Protect Your Palms: Understanding How Poison Oak & Ivy Spreads

A female hiker is pulling out detox wipes from her backpack.

As a gardener or an outdoor enthusiast, you're likely familiar with the discomfort of an unfortunate encounter with poison oak or poison ivy. Understanding how these plants spread and how to identify them can help you navigate the great outdoors more safely.

In this article, we'll explore how to identify these toxic plants, what to do if you come into contact with them, and how to prevent their spread on your tools, shoes, and other equipment.

Identifying Poison Oak and Poison Ivy

Before preventing the spread of poison oak and ivy, you must know how to identify them. Both plants contain urushiol oil, which causes the infamous itchy, blistering rash that can last for weeks.

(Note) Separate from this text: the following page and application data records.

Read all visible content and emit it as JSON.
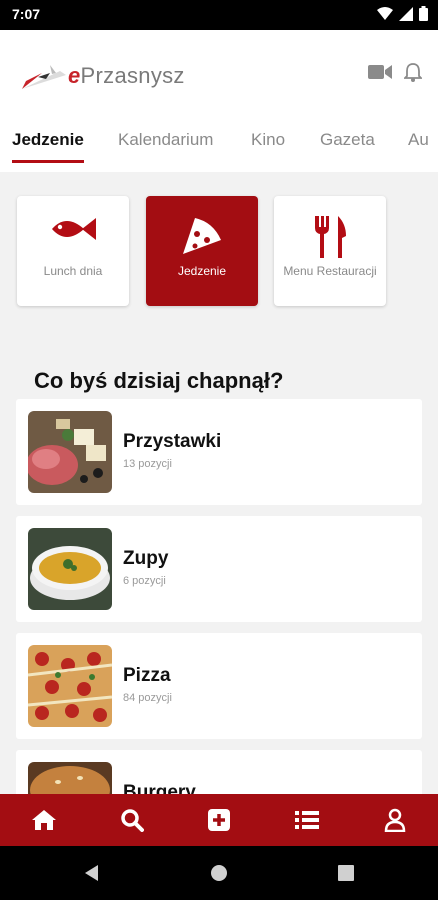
{
  "status_bar": {
    "time": "7:07"
  },
  "app": {
    "logo_prefix": "e",
    "logo_name": "Przasnysz"
  },
  "tabs": [
    {
      "label": "Jedzenie",
      "active": true
    },
    {
      "label": "Kalendarium"
    },
    {
      "label": "Kino"
    },
    {
      "label": "Gazeta"
    },
    {
      "label": "Au"
    }
  ],
  "categories": [
    {
      "label": "Lunch dnia",
      "icon": "fish-icon"
    },
    {
      "label": "Jedzenie",
      "icon": "pizza-slice-icon",
      "active": true
    },
    {
      "label": "Menu Restauracji",
      "icon": "fork-knife-icon"
    }
  ],
  "section_title": "Co byś dzisiaj chapnął?",
  "food_list": [
    {
      "name": "Przystawki",
      "count": "13 pozycji"
    },
    {
      "name": "Zupy",
      "count": "6 pozycji"
    },
    {
      "name": "Pizza",
      "count": "84 pozycji"
    },
    {
      "name": "Burgery",
      "count": ""
    }
  ],
  "bottom_nav": [
    "home-icon",
    "search-icon",
    "add-icon",
    "list-icon",
    "profile-icon"
  ],
  "colors": {
    "accent": "#a30d12",
    "logo_red": "#c7232a"
  }
}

Poison Ivy: This plant can grow as a shrub or a vine and is most commonly found in the eastern and central United States. Its leaves grow in clusters of three, with the middle leaf on a longer stalk. The leaves are typically green but can turn red in the fall. Poison ivy often has white berries and can grow yellow-green flowers.

Poison Oak: Poison oak is mainly found on the west coast of the United States. Like poison ivy, it also has leaves that grow in clusters of three. The leaves are lobed, resembling an oak leaf, and are usually glossy green, turning red or orange in the fall. Poison oak also bears white or tan berries.

What To Do If You Come Into Contact With Poison Oak or Ivy

Despite your best efforts, you might still come into contact with these plants. Here's what to do in case of exposure:

Wash Your Skin: Rinse your skin thoroughly with lukewarm water as soon as possible. Use a specialty cleanser designed specifically for poison oak and ivy, like Tecnu Original Outdoor Skin Cleanser. You should, however, avoid scrubbing the skin, which can worsen the rash and help spread the oil. If you would prefer to have a gentle exfoliation in your wash, use Tecnu Extreme Scrub.

Clean Your Clothing and Gear: Urushiol oil can remain potent on surfaces for years. Wash any clothing, tools, or gear that might have come into contact with the plant. Use warm water and soap and rinse thoroughly. If you are on the go or need a quick and convenient cleanup, Tecnu Detox Wipes are an excellent tool. Simply wipe down the area to remove any urushiol residue. You can even use Tecnu Detox Wipes on the skin, pets, tools, clothing, and more!

Avoid Scratching: As tricky as it might be, try not to scratch the affected area. Scratching can break the skin and lead to infection. It can also spread the oil to other parts of your body.

Get Medical Help: If you develop a severe rash, if the rash covers a large area of your body, or if it spreads to your face, mouth, or genitals, seek medical attention immediately.

Preventing the Spread of Poison Oak and Ivy

Preventing the spread of these plants in your garden or the wild is a critical aspect of managing them. Here's how you can do it:

Regular Cleaning: Regularly clean your gardening tools, outdoor gear, and shoes with soap and warm water. Urushiol oil is resilient and can stick to almost any surface, from garden shears to hiking boots. For avid gardeners, you may want to make a routine of soaking your tools in Tecnu Original Outdoor Cleanser to ensure they are free from urushiol oil and safe to use.

Protective Clothing: When gardening or hiking in areas where poison oak or ivy might be present, wear long pants, long-sleeved shirts, gloves, and boots. This will help reduce direct skin contact with the plants.

Proper Disposal: If you find poison oak or ivy in your garden, remove it carefully (while fully covered) and dispose of it properly. Never burn these plants, as the smoke can carry urushiol particles, leading to severe respiratory distress if inhaled.

Wash Pets Regularly: Pets can easily carry urushiol oil on their fur and transfer it to you. If your pet has been in an area with poison oak or ivy, wash them thoroughly (while wearing gloves) to remove any potential oil.

Educate Others: Share your knowledge about these plants with your family and friends, especially those who spend time in your garden or accompany you on outdoor adventures. The more people know how to identify and avoid poison oak and ivy, the less likely they will suffer from an uncomfortable and potentially severe allergic reaction.

Hire Professionals: If you have a significant poison oak or ivy problem in your garden or property, hiring professionals to remove these plants may be safer and more effective. They have the proper knowledge, experience, and equipment to handle the job safely.

Contact with poison oak or poison ivy can put a real damper on your outdoor activities, but with the proper knowledge and precautions, you can enjoy your garden and the great outdoors without fear. Remember, the key to dealing with these plants is to identify them correctly, avoid contact, and clean everything thoroughly if contact occurs. As with many things, prevention is the best cure for poison oak and poison ivy. Stay safe, and get outdoors!